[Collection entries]
···
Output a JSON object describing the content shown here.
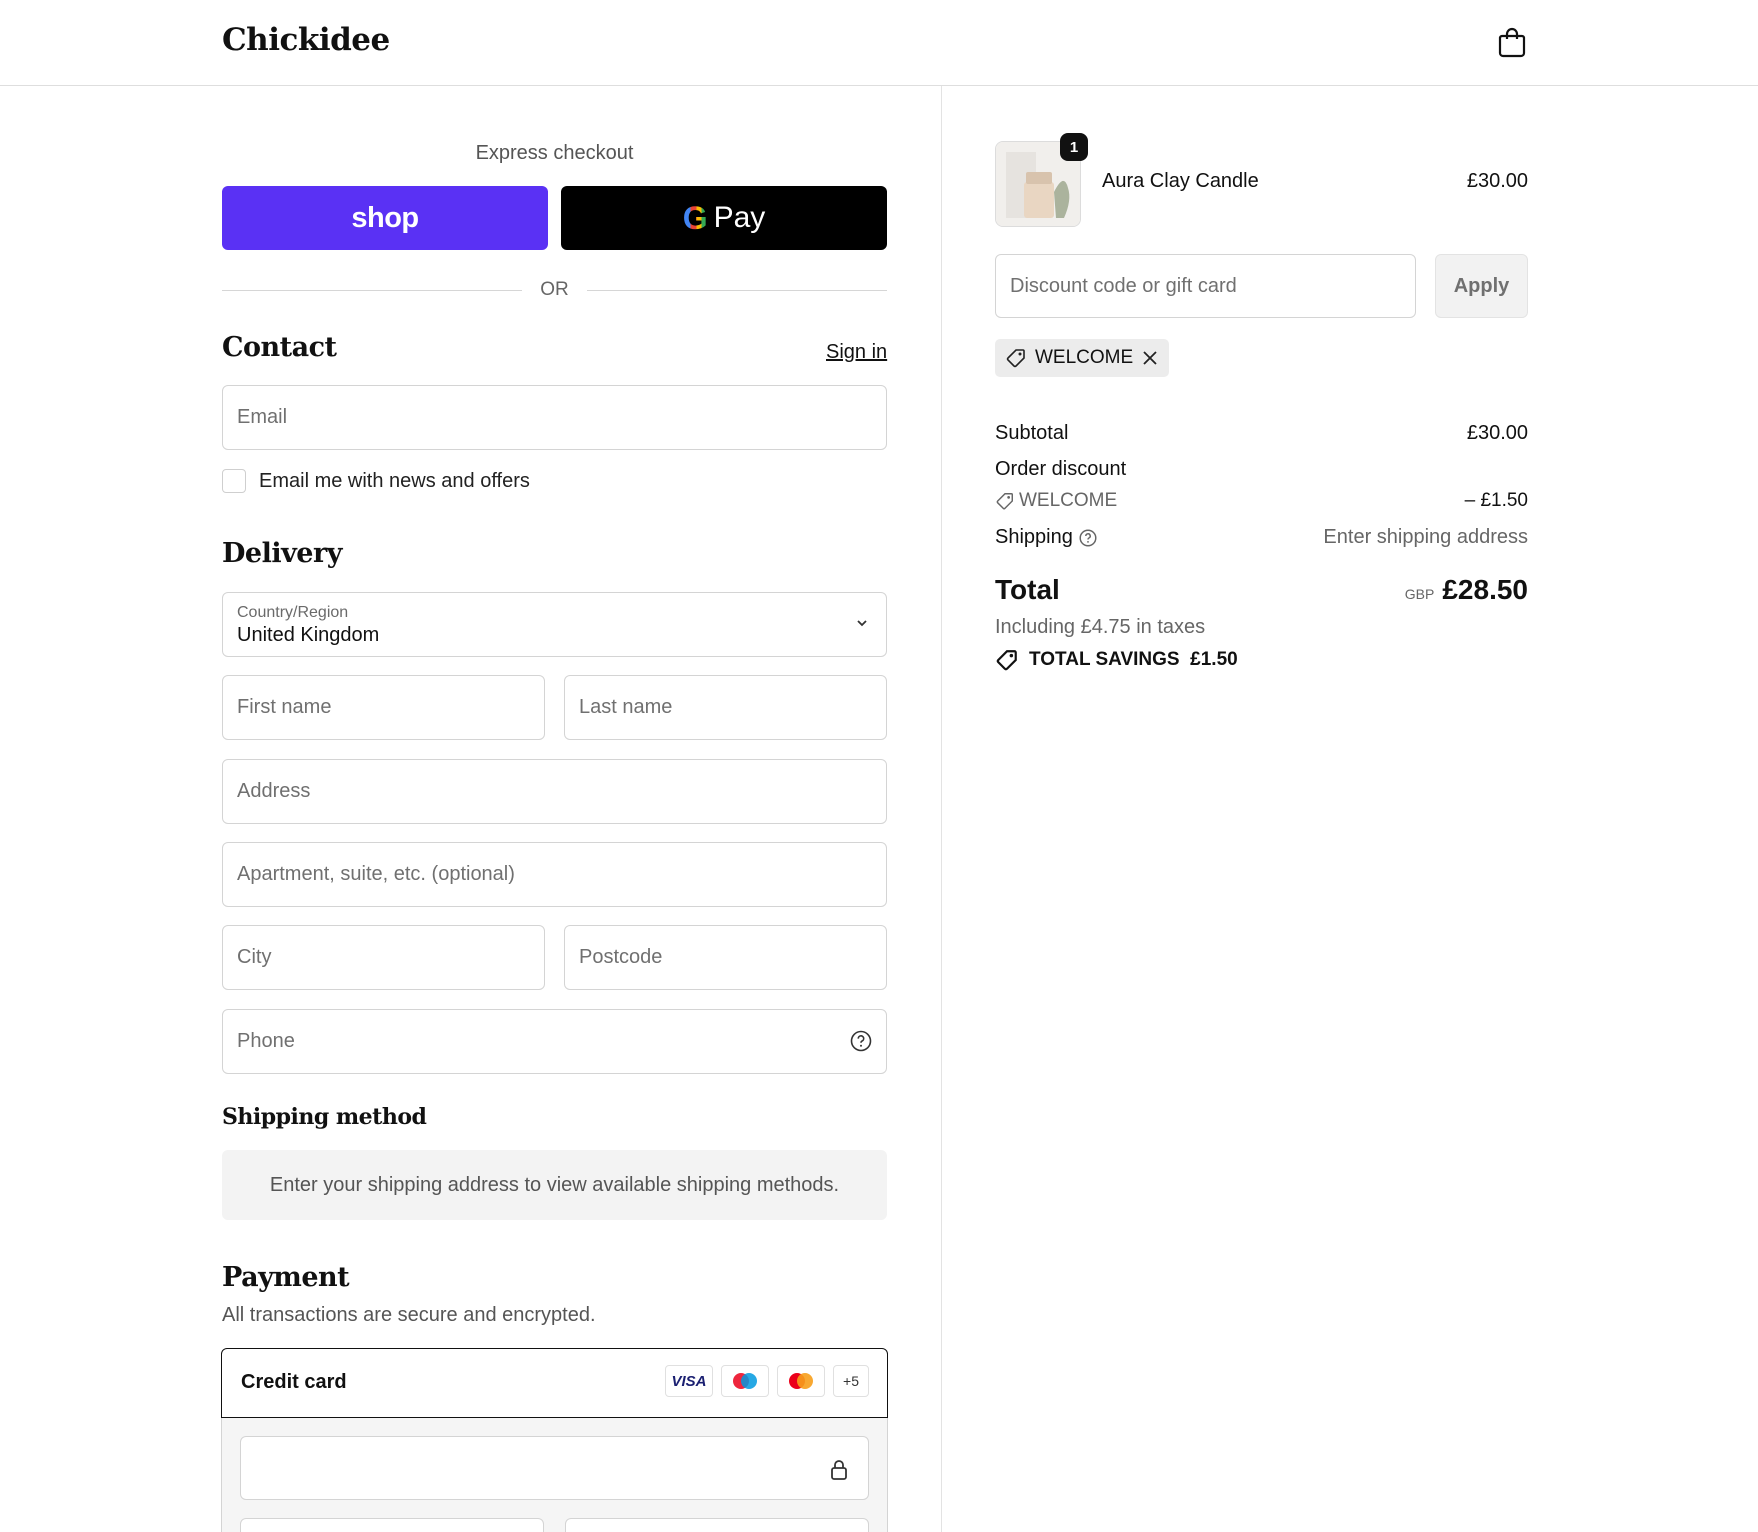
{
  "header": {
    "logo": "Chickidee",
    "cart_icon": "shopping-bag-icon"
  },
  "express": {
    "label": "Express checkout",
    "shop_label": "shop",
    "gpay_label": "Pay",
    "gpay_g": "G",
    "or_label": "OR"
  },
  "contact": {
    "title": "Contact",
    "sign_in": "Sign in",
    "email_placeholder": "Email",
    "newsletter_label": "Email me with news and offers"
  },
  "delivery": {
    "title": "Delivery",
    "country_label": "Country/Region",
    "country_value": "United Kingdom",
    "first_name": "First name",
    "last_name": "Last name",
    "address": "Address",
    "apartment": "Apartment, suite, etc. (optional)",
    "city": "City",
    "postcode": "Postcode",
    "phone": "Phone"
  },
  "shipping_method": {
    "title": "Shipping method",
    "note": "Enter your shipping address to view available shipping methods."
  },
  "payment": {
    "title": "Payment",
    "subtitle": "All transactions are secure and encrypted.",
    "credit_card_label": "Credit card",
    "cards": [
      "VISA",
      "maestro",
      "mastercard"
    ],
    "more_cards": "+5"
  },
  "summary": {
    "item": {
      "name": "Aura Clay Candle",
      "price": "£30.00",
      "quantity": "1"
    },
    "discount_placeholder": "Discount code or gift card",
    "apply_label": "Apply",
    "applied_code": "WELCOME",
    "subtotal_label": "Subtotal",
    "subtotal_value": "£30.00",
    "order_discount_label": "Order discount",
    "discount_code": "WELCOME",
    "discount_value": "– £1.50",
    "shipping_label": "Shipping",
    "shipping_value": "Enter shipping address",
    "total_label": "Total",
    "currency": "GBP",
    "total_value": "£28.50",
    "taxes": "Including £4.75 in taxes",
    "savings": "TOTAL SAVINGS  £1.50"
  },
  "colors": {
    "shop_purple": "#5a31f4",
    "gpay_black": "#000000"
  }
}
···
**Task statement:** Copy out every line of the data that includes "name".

**Result:**
    "first_name": "First name",
    "last_name": "Last name",
      "name": "Aura Clay Candle",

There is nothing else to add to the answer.